ES: After this, it won't happen again in the United States until 2044. And although a partial eclipse is going to happen in Connecticut — it's going to be about 90% covered — in order to see a total solar eclipse, you have to go to either a part of Texas, Arkansas, Missouri, Illinois, Indiana, Ohio, Pennsylvania, New York or Vermont, New Hampshire or Maine. And the big question, especially in April, is where will a clear sky be? Everybody is watching the weather forecast very closely and getting ready to scramble and make a last-minute decision.

WSHU: Do you know of anyone traveling to other states?

ES: Many, many. And I am among them! I'm sort of split between upstate New York and Maine. And as we get closer the weather models are going to get a little more accurate, but anything can happen on eclipse day. So, you have to be on your toes!

A total solar eclipse from 2017. Our region will be able to get a partial viewing of a solar eclipse on Monday, April 8.
Courtesy of SHU Discovery Science Center and Planetarium
A total solar eclipse from 2017. Our region will be able to get a partial viewing on Monday, April 8.

WSHU: And what is actually happening during a solar eclipse?

ES: During a solar eclipse, the moon casts a shadow on the Earth.

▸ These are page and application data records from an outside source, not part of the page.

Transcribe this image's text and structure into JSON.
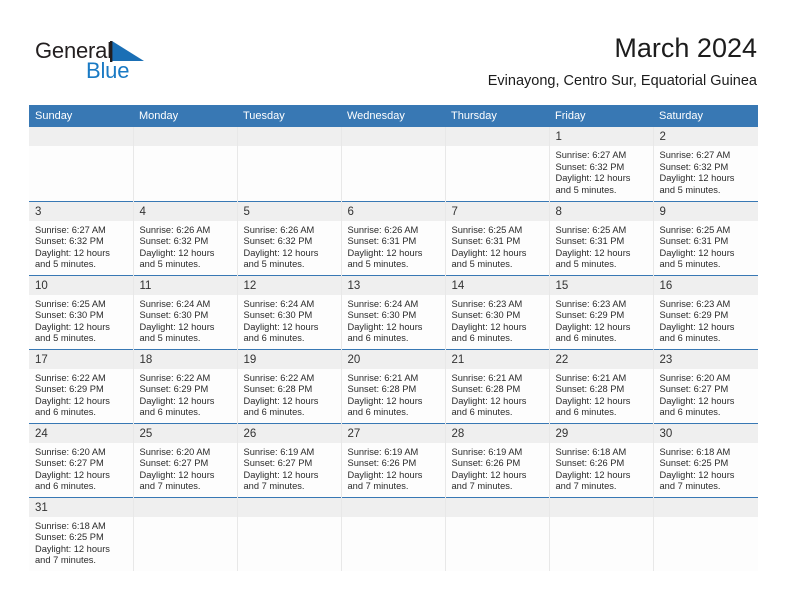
{
  "brand": {
    "name_part1": "General",
    "name_part2": "Blue",
    "logo_icon": "blue-flag-triangle",
    "color_dark": "#231f20",
    "color_blue": "#1a7ac4"
  },
  "header": {
    "month_title": "March 2024",
    "location": "Evinayong, Centro Sur, Equatorial Guinea"
  },
  "theme": {
    "header_blue": "#3878b4",
    "daynum_band": "#efefef",
    "cell_bg": "#fdfdfd",
    "text": "#2b2b2b"
  },
  "weekday_headers": [
    "Sunday",
    "Monday",
    "Tuesday",
    "Wednesday",
    "Thursday",
    "Friday",
    "Saturday"
  ],
  "weeks": [
    [
      {
        "day": "",
        "empty": true,
        "sunrise": "",
        "sunset": "",
        "daylight_line1": "",
        "daylight_line2": ""
      },
      {
        "day": "",
        "empty": true,
        "sunrise": "",
        "sunset": "",
        "daylight_line1": "",
        "daylight_line2": ""
      },
      {
        "day": "",
        "empty": true,
        "sunrise": "",
        "sunset": "",
        "daylight_line1": "",
        "daylight_line2": ""
      },
      {
        "day": "",
        "empty": true,
        "sunrise": "",
        "sunset": "",
        "daylight_line1": "",
        "daylight_line2": ""
      },
      {
        "day": "",
        "empty": true,
        "sunrise": "",
        "sunset": "",
        "daylight_line1": "",
        "daylight_line2": ""
      },
      {
        "day": "1",
        "empty": false,
        "sunrise": "Sunrise: 6:27 AM",
        "sunset": "Sunset: 6:32 PM",
        "daylight_line1": "Daylight: 12 hours",
        "daylight_line2": "and 5 minutes."
      },
      {
        "day": "2",
        "empty": false,
        "sunrise": "Sunrise: 6:27 AM",
        "sunset": "Sunset: 6:32 PM",
        "daylight_line1": "Daylight: 12 hours",
        "daylight_line2": "and 5 minutes."
      }
    ],
    [
      {
        "day": "3",
        "empty": false,
        "sunrise": "Sunrise: 6:27 AM",
        "sunset": "Sunset: 6:32 PM",
        "daylight_line1": "Daylight: 12 hours",
        "daylight_line2": "and 5 minutes."
      },
      {
        "day": "4",
        "empty": false,
        "sunrise": "Sunrise: 6:26 AM",
        "sunset": "Sunset: 6:32 PM",
        "daylight_line1": "Daylight: 12 hours",
        "daylight_line2": "and 5 minutes."
      },
      {
        "day": "5",
        "empty": false,
        "sunrise": "Sunrise: 6:26 AM",
        "sunset": "Sunset: 6:32 PM",
        "daylight_line1": "Daylight: 12 hours",
        "daylight_line2": "and 5 minutes."
      },
      {
        "day": "6",
        "empty": false,
        "sunrise": "Sunrise: 6:26 AM",
        "sunset": "Sunset: 6:31 PM",
        "daylight_line1": "Daylight: 12 hours",
        "daylight_line2": "and 5 minutes."
      },
      {
        "day": "7",
        "empty": false,
        "sunrise": "Sunrise: 6:25 AM",
        "sunset": "Sunset: 6:31 PM",
        "daylight_line1": "Daylight: 12 hours",
        "daylight_line2": "and 5 minutes."
      },
      {
        "day": "8",
        "empty": false,
        "sunrise": "Sunrise: 6:25 AM",
        "sunset": "Sunset: 6:31 PM",
        "daylight_line1": "Daylight: 12 hours",
        "daylight_line2": "and 5 minutes."
      },
      {
        "day": "9",
        "empty": false,
        "sunrise": "Sunrise: 6:25 AM",
        "sunset": "Sunset: 6:31 PM",
        "daylight_line1": "Daylight: 12 hours",
        "daylight_line2": "and 5 minutes."
      }
    ],
    [
      {
        "day": "10",
        "empty": false,
        "sunrise": "Sunrise: 6:25 AM",
        "sunset": "Sunset: 6:30 PM",
        "daylight_line1": "Daylight: 12 hours",
        "daylight_line2": "and 5 minutes."
      },
      {
        "day": "11",
        "empty": false,
        "sunrise": "Sunrise: 6:24 AM",
        "sunset": "Sunset: 6:30 PM",
        "daylight_line1": "Daylight: 12 hours",
        "daylight_line2": "and 5 minutes."
      },
      {
        "day": "12",
        "empty": false,
        "sunrise": "Sunrise: 6:24 AM",
        "sunset": "Sunset: 6:30 PM",
        "daylight_line1": "Daylight: 12 hours",
        "daylight_line2": "and 6 minutes."
      },
      {
        "day": "13",
        "empty": false,
        "sunrise": "Sunrise: 6:24 AM",
        "sunset": "Sunset: 6:30 PM",
        "daylight_line1": "Daylight: 12 hours",
        "daylight_line2": "and 6 minutes."
      },
      {
        "day": "14",
        "empty": false,
        "sunrise": "Sunrise: 6:23 AM",
        "sunset": "Sunset: 6:30 PM",
        "daylight_line1": "Daylight: 12 hours",
        "daylight_line2": "and 6 minutes."
      },
      {
        "day": "15",
        "empty": false,
        "sunrise": "Sunrise: 6:23 AM",
        "sunset": "Sunset: 6:29 PM",
        "daylight_line1": "Daylight: 12 hours",
        "daylight_line2": "and 6 minutes."
      },
      {
        "day": "16",
        "empty": false,
        "sunrise": "Sunrise: 6:23 AM",
        "sunset": "Sunset: 6:29 PM",
        "daylight_line1": "Daylight: 12 hours",
        "daylight_line2": "and 6 minutes."
      }
    ],
    [
      {
        "day": "17",
        "empty": false,
        "sunrise": "Sunrise: 6:22 AM",
        "sunset": "Sunset: 6:29 PM",
        "daylight_line1": "Daylight: 12 hours",
        "daylight_line2": "and 6 minutes."
      },
      {
        "day": "18",
        "empty": false,
        "sunrise": "Sunrise: 6:22 AM",
        "sunset": "Sunset: 6:29 PM",
        "daylight_line1": "Daylight: 12 hours",
        "daylight_line2": "and 6 minutes."
      },
      {
        "day": "19",
        "empty": false,
        "sunrise": "Sunrise: 6:22 AM",
        "sunset": "Sunset: 6:28 PM",
        "daylight_line1": "Daylight: 12 hours",
        "daylight_line2": "and 6 minutes."
      },
      {
        "day": "20",
        "empty": false,
        "sunrise": "Sunrise: 6:21 AM",
        "sunset": "Sunset: 6:28 PM",
        "daylight_line1": "Daylight: 12 hours",
        "daylight_line2": "and 6 minutes."
      },
      {
        "day": "21",
        "empty": false,
        "sunrise": "Sunrise: 6:21 AM",
        "sunset": "Sunset: 6:28 PM",
        "daylight_line1": "Daylight: 12 hours",
        "daylight_line2": "and 6 minutes."
      },
      {
        "day": "22",
        "empty": false,
        "sunrise": "Sunrise: 6:21 AM",
        "sunset": "Sunset: 6:28 PM",
        "daylight_line1": "Daylight: 12 hours",
        "daylight_line2": "and 6 minutes."
      },
      {
        "day": "23",
        "empty": false,
        "sunrise": "Sunrise: 6:20 AM",
        "sunset": "Sunset: 6:27 PM",
        "daylight_line1": "Daylight: 12 hours",
        "daylight_line2": "and 6 minutes."
      }
    ],
    [
      {
        "day": "24",
        "empty": false,
        "sunrise": "Sunrise: 6:20 AM",
        "sunset": "Sunset: 6:27 PM",
        "daylight_line1": "Daylight: 12 hours",
        "daylight_line2": "and 6 minutes."
      },
      {
        "day": "25",
        "empty": false,
        "sunrise": "Sunrise: 6:20 AM",
        "sunset": "Sunset: 6:27 PM",
        "daylight_line1": "Daylight: 12 hours",
        "daylight_line2": "and 7 minutes."
      },
      {
        "day": "26",
        "empty": false,
        "sunrise": "Sunrise: 6:19 AM",
        "sunset": "Sunset: 6:27 PM",
        "daylight_line1": "Daylight: 12 hours",
        "daylight_line2": "and 7 minutes."
      },
      {
        "day": "27",
        "empty": false,
        "sunrise": "Sunrise: 6:19 AM",
        "sunset": "Sunset: 6:26 PM",
        "daylight_line1": "Daylight: 12 hours",
        "daylight_line2": "and 7 minutes."
      },
      {
        "day": "28",
        "empty": false,
        "sunrise": "Sunrise: 6:19 AM",
        "sunset": "Sunset: 6:26 PM",
        "daylight_line1": "Daylight: 12 hours",
        "daylight_line2": "and 7 minutes."
      },
      {
        "day": "29",
        "empty": false,
        "sunrise": "Sunrise: 6:18 AM",
        "sunset": "Sunset: 6:26 PM",
        "daylight_line1": "Daylight: 12 hours",
        "daylight_line2": "and 7 minutes."
      },
      {
        "day": "30",
        "empty": false,
        "sunrise": "Sunrise: 6:18 AM",
        "sunset": "Sunset: 6:25 PM",
        "daylight_line1": "Daylight: 12 hours",
        "daylight_line2": "and 7 minutes."
      }
    ],
    [
      {
        "day": "31",
        "empty": false,
        "sunrise": "Sunrise: 6:18 AM",
        "sunset": "Sunset: 6:25 PM",
        "daylight_line1": "Daylight: 12 hours",
        "daylight_line2": "and 7 minutes."
      },
      {
        "day": "",
        "empty": true,
        "sunrise": "",
        "sunset": "",
        "daylight_line1": "",
        "daylight_line2": ""
      },
      {
        "day": "",
        "empty": true,
        "sunrise": "",
        "sunset": "",
        "daylight_line1": "",
        "daylight_line2": ""
      },
      {
        "day": "",
        "empty": true,
        "sunrise": "",
        "sunset": "",
        "daylight_line1": "",
        "daylight_line2": ""
      },
      {
        "day": "",
        "empty": true,
        "sunrise": "",
        "sunset": "",
        "daylight_line1": "",
        "daylight_line2": ""
      },
      {
        "day": "",
        "empty": true,
        "sunrise": "",
        "sunset": "",
        "daylight_line1": "",
        "daylight_line2": ""
      },
      {
        "day": "",
        "empty": true,
        "sunrise": "",
        "sunset": "",
        "daylight_line1": "",
        "daylight_line2": ""
      }
    ]
  ]
}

Now, the moon goes around Earth every 27 days. And you would expect that each time it goes between the Earth and the sun that it would cast a shadow on Earth. But, it's orbit is tilted by about five degrees. So, usually, its shadow misses Earth entirely and goes out into space. Only when its orbit is aligned just right does it actually cast a shadow on the Earth. And in one coincidence — our moon is about 400 times smaller than the sun, but it's about 400 times closer. So, the sun and moon appear the same size in the sky from Earth. A total solar eclipse would not be possible if the moon were any smaller or bigger.

WSHU: So if Connecticut residents are like, not trying to hop on a plane or take a long drive, is there one part of the state you think is better than the other? Or are we all going to pretty much see the same thing if we're staying in this region?

ES: All of Connecticut will experience a 90% solar eclipse. And in a partial eclipse, it won't get dark out. It will be light all day. And you can't look at it directly, but through special eclipse glasses and solar filters, you'll be able to see a thin, crescent sun covered by a dark disc of the moon. And so it's a really cool thing to see if you stay here, but the main event is going to be a five to six-hour drive north of here. And if you can take the trip, I strongly recommend it.

WSHU: If you're not, you can go to the Discovery Center, right? And some fun things are going on over there, as well! Could you give us an idea of what people can expect?

ES: Exactly! So, if you can't go to the path of totality, we're going to have a free event. We're going to have eclipse glasses available for viewing. We're going to have a solar telescope available to look through, and we're also going to have planetarium shows throughout the day. The eclipse itself is going to start at about 2:12 p.m. In Bridgeport, the maximum eclipse at 90% covered is going to be at about 3:26 p.m., and the whole eclipse is going to be over around 4:30 in the afternoon.

WSHU is licensed by Sacred Heart University, the owner and operator of SHU Discovery Science Center and Planetarium.

Sabrina is host and producer of WSHU’s daily podcast After All Things. She also produces the climate podcast Higher Ground and other long-form news and music programs at the station. Sabrina spent two years as a WSHU fellow, working as a reporter and assisting with production of The Full Story.